This review may contain spoilers. I can handle the truth.
Mike D'Angelo’s review published on Letterboxd:
This review may contain spoilers.

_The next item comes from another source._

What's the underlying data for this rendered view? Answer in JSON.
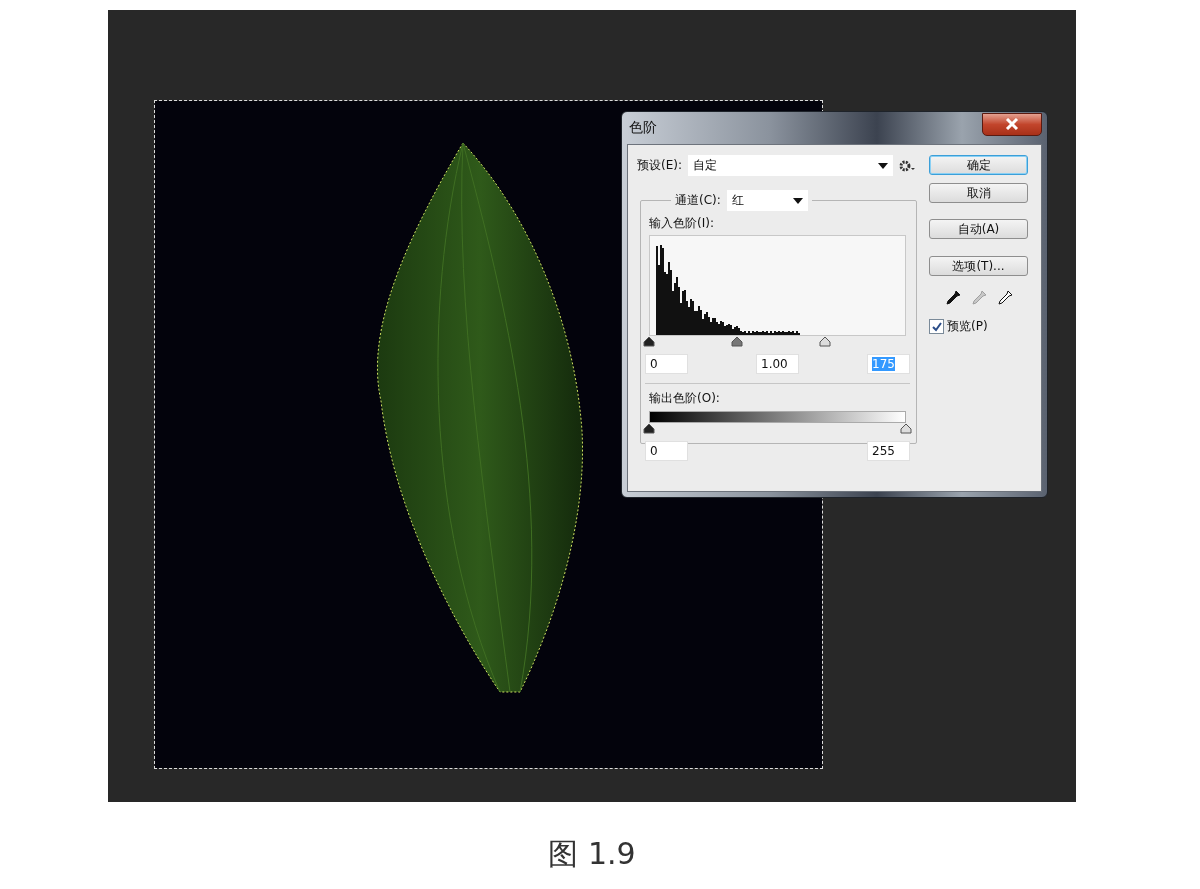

Pure, uncut romance despite the invigorating intrusion of various other genres, from wrong-man melodrama to disaster flick. A lot depends on whether you're the sort of person who swoons at ludicrously elaborate pursuit, which in this case sees Boyer's "greatest headwaiter in the world" (a glorious reveal) abruptly relocate to New York and engineer the hottest new restaurant in town, reasoning that his beloved will walk through the door sooner or later. (And the "greatest chef in the world" volunteers to accompany him, abandoning his famed Paris bistro overnight, because why not?) Courtship scenes dare to be goofy—Arthur repeatedly stumbling on the dancefloor until she finally kicks off her shoes and goes barefoot; Boyer professing his interest via hand-drawn hand "puppet"—while Clive's jealous husband repeatedly crosses the line into emotional sadism and outright evil. Borzage takes both of these conflicting tones to their extreme, which somehow allows them to work in unison. Everything points toward a nobly downbeat ending (basically Titanic if Winslet died too), making the film's final minute feel like a ruinous betrayal. That's where the other half-star went.